What needs to be done
Copy out the records that appear below, exactly as each one reads.

Source records
+++
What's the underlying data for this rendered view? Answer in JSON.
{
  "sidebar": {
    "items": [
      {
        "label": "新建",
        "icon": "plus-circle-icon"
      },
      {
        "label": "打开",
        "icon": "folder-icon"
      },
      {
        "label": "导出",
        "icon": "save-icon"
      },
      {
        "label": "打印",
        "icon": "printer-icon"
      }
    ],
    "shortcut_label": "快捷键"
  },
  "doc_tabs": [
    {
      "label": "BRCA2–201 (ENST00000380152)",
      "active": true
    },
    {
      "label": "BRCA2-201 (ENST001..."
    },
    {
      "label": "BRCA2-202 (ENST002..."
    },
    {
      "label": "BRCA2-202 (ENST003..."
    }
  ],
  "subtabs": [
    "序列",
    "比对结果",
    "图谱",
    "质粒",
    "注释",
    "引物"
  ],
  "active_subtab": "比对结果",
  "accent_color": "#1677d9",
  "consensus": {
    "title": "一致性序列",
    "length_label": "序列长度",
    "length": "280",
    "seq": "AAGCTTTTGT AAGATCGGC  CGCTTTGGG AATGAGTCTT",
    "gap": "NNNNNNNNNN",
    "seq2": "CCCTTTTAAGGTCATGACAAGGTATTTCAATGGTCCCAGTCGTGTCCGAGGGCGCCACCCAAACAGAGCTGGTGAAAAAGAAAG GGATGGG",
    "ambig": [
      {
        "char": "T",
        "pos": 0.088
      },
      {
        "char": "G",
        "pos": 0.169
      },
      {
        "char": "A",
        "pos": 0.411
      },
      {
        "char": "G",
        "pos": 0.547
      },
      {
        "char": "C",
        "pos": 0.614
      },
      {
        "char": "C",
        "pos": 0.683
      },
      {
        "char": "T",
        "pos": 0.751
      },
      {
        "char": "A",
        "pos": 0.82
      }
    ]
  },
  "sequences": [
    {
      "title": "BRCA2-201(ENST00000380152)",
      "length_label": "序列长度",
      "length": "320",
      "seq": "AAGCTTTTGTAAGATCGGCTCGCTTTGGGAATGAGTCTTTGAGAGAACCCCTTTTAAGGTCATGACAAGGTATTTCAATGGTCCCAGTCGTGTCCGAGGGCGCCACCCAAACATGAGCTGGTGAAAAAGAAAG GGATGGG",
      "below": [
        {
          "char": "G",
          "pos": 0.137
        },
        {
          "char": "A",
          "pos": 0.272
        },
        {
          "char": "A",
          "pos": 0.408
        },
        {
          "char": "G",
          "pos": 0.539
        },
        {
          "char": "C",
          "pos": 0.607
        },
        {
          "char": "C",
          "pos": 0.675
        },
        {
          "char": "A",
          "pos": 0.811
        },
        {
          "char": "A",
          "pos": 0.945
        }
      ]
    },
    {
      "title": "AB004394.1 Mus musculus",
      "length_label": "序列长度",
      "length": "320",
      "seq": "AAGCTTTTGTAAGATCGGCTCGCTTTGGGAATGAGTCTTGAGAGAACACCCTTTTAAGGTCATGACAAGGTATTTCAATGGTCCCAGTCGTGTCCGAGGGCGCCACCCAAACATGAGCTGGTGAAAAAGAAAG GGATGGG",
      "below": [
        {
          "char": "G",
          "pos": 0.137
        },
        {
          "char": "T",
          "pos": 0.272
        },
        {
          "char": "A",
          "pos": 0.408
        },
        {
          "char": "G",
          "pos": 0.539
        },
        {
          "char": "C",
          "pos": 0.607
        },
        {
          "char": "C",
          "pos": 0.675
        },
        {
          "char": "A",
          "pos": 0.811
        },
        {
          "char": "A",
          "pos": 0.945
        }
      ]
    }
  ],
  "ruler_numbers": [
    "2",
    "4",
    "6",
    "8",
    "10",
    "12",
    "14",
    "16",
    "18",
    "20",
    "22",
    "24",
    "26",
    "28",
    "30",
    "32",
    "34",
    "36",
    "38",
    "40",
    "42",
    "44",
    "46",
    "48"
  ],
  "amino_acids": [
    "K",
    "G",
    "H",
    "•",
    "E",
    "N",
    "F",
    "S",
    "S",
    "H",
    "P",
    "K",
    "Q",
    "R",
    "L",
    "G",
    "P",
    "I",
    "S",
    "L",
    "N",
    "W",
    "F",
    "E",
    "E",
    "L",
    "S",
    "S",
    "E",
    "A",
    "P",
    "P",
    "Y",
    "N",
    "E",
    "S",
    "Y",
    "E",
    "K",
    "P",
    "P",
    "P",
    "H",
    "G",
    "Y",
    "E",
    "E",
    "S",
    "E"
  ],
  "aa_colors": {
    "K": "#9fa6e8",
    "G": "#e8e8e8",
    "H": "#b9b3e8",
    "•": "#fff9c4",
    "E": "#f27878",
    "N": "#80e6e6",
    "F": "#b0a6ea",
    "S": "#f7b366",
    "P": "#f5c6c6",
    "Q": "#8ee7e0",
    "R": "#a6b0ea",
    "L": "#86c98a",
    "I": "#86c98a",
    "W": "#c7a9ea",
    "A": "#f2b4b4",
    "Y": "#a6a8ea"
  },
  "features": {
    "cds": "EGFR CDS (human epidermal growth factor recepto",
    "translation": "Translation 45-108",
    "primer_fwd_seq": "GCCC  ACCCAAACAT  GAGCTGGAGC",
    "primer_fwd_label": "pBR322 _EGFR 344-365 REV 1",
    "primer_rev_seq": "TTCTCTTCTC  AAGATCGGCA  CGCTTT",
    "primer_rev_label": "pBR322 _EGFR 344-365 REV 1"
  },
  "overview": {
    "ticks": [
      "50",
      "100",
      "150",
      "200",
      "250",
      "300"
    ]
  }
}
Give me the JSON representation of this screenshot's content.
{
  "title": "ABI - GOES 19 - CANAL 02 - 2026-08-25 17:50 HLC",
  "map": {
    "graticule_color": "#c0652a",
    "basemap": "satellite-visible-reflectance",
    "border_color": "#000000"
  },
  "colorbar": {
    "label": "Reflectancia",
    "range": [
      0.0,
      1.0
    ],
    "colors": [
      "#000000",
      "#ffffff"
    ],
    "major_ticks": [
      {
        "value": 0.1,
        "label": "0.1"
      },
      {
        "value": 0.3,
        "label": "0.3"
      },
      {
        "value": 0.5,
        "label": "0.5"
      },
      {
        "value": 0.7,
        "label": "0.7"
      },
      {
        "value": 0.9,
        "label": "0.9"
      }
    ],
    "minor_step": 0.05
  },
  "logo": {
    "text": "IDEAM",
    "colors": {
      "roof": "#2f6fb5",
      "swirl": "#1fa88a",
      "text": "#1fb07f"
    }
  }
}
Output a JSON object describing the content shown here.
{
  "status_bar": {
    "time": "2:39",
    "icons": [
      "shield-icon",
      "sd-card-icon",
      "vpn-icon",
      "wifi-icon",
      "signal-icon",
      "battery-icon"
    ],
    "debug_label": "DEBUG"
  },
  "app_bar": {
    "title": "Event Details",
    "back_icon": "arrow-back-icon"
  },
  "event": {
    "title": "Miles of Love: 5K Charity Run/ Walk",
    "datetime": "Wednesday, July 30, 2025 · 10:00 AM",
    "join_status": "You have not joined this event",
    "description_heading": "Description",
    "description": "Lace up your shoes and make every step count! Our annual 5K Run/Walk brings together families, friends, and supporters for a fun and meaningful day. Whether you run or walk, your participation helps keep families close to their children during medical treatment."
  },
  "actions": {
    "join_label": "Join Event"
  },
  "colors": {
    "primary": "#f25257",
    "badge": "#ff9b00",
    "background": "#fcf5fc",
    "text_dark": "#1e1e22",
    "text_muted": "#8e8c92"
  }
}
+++
Task result
What's the underlying data for this rendered view? Answer in JSON.
{
  "sidebar": {
    "items": [
      {
        "label": "新建",
        "icon": "plus-circle-icon"
      },
      {
        "label": "打开",
        "icon": "folder-icon"
      },
      {
        "label": "导出",
        "icon": "save-icon"
      },
      {
        "label": "打印",
        "icon": "printer-icon"
      }
    ],
    "shortcut_label": "快捷键"
  },
  "doc_tabs": [
    {
      "label": "BRCA2–201 (ENST00000380152)",
      "active": true
    },
    {
      "label": "BRCA2-201 (ENST001..."
    },
    {
      "label": "BRCA2-202 (ENST002..."
    },
    {
      "label": "BRCA2-202 (ENST003..."
    }
  ],
  "subtabs": [
    "序列",
    "比对结果",
    "图谱",
    "质粒",
    "注释",
    "引物"
  ],
  "active_subtab": "比对结果",
  "accent_color": "#1677d9",
  "consensus": {
    "title": "一致性序列",
    "length_label": "序列长度",
    "length": "280",
    "seq": "AAGCTTTTGT AAGATCGGC  CGCTTTGGG AATGAGTCTT",
    "gap": "NNNNNNNNNN",
    "seq2": "CCCTTTTAAGGTCATGACAAGGTATTTCAATGGTCCCAGTCGTGTCCGAGGGCGCCACCCAAACAGAGCTGGTGAAAAAGAAAG GGATGGG",
    "ambig": [
      {
        "char": "T",
        "pos": 0.088
      },
      {
        "char": "G",
        "pos": 0.169
      },
      {
        "char": "A",
        "pos": 0.411
      },
      {
        "char": "G",
        "pos": 0.547
      },
      {
        "char": "C",
        "pos": 0.614
      },
      {
        "char": "C",
        "pos": 0.683
      },
      {
        "char": "T",
        "pos": 0.751
      },
      {
        "char": "A",
        "pos": 0.82
      }
    ]
  },
  "sequences": [
    {
      "title": "BRCA2-201(ENST00000380152)",
      "length_label": "序列长度",
      "length": "320",
      "seq": "AAGCTTTTGTAAGATCGGCTCGCTTTGGGAATGAGTCTTTGAGAGAACCCCTTTTAAGGTCATGACAAGGTATTTCAATGGTCCCAGTCGTGTCCGAGGGCGCCACCCAAACATGAGCTGGTGAAAAAGAAAG GGATGGG",
      "below": [
        {
          "char": "G",
          "pos": 0.137
        },
        {
          "char": "A",
          "pos": 0.272
        },
        {
          "char": "A",
          "pos": 0.408
        },
        {
          "char": "G",
          "pos": 0.539
        },
        {
          "char": "C",
          "pos": 0.607
        },
        {
          "char": "C",
          "pos": 0.675
        },
        {
          "char": "A",
          "pos": 0.811
        },
        {
          "char": "A",
          "pos": 0.945
        }
      ]
    },
    {
      "title": "AB004394.1 Mus musculus",
      "length_label": "序列长度",
      "length": "320",
      "seq": "AAGCTTTTGTAAGATCGGCTCGCTTTGGGAATGAGTCTTGAGAGAACACCCTTTTAAGGTCATGACAAGGTATTTCAATGGTCCCAGTCGTGTCCGAGGGCGCCACCCAAACATGAGCTGGTGAAAAAGAAAG GGATGGG",
      "below": [
        {
          "char": "G",
          "pos": 0.137
        },
        {
          "char": "T",
          "pos": 0.272
        },
        {
          "char": "A",
          "pos": 0.408
        },
        {
          "char": "G",
          "pos": 0.539
        },
        {
          "char": "C",
          "pos": 0.607
        },
        {
          "char": "C",
          "pos": 0.675
        },
        {
          "char": "A",
          "pos": 0.811
        },
        {
          "char": "A",
          "pos": 0.945
        }
      ]
    }
  ],
  "ruler_numbers": [
    "2",
    "4",
    "6",
    "8",
    "10",
    "12",
    "14",
    "16",
    "18",
    "20",
    "22",
    "24",
    "26",
    "28",
    "30",
    "32",
    "34",
    "36",
    "38",
    "40",
    "42",
    "44",
    "46",
    "48"
  ],
  "amino_acids": [
    "K",
    "G",
    "H",
    "•",
    "E",
    "N",
    "F",
    "S",
    "S",
    "H",
    "P",
    "K",
    "Q",
    "R",
    "L",
    "G",
    "P",
    "I",
    "S",
    "L",
    "N",
    "W",
    "F",
    "E",
    "E",
    "L",
    "S",
    "S",
    "E",
    "A",
    "P",
    "P",
    "Y",
    "N",
    "E",
    "S",
    "Y",
    "E",
    "K",
    "P",
    "P",
    "P",
    "H",
    "G",
    "Y",
    "E",
    "E",
    "S",
    "E"
  ],
  "aa_colors": {
    "K": "#9fa6e8",
    "G": "#e8e8e8",
    "H": "#b9b3e8",
    "•": "#fff9c4",
    "E": "#f27878",
    "N": "#80e6e6",
    "F": "#b0a6ea",
    "S": "#f7b366",
    "P": "#f5c6c6",
    "Q": "#8ee7e0",
    "R": "#a6b0ea",
    "L": "#86c98a",
    "I": "#86c98a",
    "W": "#c7a9ea",
    "A": "#f2b4b4",
    "Y": "#a6a8ea"
  },
  "features": {
    "cds": "EGFR CDS (human epidermal growth factor recepto",
    "translation": "Translation 45-108",
    "primer_fwd_seq": "GCCC  ACCCAAACAT  GAGCTGGAGC",
    "primer_fwd_label": "pBR322 _EGFR 344-365 REV 1",
    "primer_rev_seq": "TTCTCTTCTC  AAGATCGGCA  CGCTTT",
    "primer_rev_label": "pBR322 _EGFR 344-365 REV 1"
  },
  "overview": {
    "ticks": [
      "50",
      "100",
      "150",
      "200",
      "250",
      "300"
    ]
  }
}
Give me the JSON representation of this screenshot's content.
{
  "title": "ABI - GOES 19 - CANAL 02 - 2026-08-25 17:50 HLC",
  "map": {
    "graticule_color": "#c0652a",
    "basemap": "satellite-visible-reflectance",
    "border_color": "#000000"
  },
  "colorbar": {
    "label": "Reflectancia",
    "range": [
      0.0,
      1.0
    ],
    "colors": [
      "#000000",
      "#ffffff"
    ],
    "major_ticks": [
      {
        "value": 0.1,
        "label": "0.1"
      },
      {
        "value": 0.3,
        "label": "0.3"
      },
      {
        "value": 0.5,
        "label": "0.5"
      },
      {
        "value": 0.7,
        "label": "0.7"
      },
      {
        "value": 0.9,
        "label": "0.9"
      }
    ],
    "minor_step": 0.05
  },
  "logo": {
    "text": "IDEAM",
    "colors": {
      "roof": "#2f6fb5",
      "swirl": "#1fa88a",
      "text": "#1fb07f"
    }
  }
}
Output a JSON object describing the content shown here.
{
  "status_bar": {
    "time": "2:39",
    "icons": [
      "shield-icon",
      "sd-card-icon",
      "vpn-icon",
      "wifi-icon",
      "signal-icon",
      "battery-icon"
    ],
    "debug_label": "DEBUG"
  },
  "app_bar": {
    "title": "Event Details",
    "back_icon": "arrow-back-icon"
  },
  "event": {
    "title": "Miles of Love: 5K Charity Run/ Walk",
    "datetime": "Wednesday, July 30, 2025 · 10:00 AM",
    "join_status": "You have not joined this event",
    "description_heading": "Description",
    "description": "Lace up your shoes and make every step count! Our annual 5K Run/Walk brings together families, friends, and supporters for a fun and meaningful day. Whether you run or walk, your participation helps keep families close to their children during medical treatment."
  },
  "actions": {
    "join_label": "Join Event"
  },
  "colors": {
    "primary": "#f25257",
    "badge": "#ff9b00",
    "background": "#fcf5fc",
    "text_dark": "#1e1e22",
    "text_muted": "#8e8c92"
  }
}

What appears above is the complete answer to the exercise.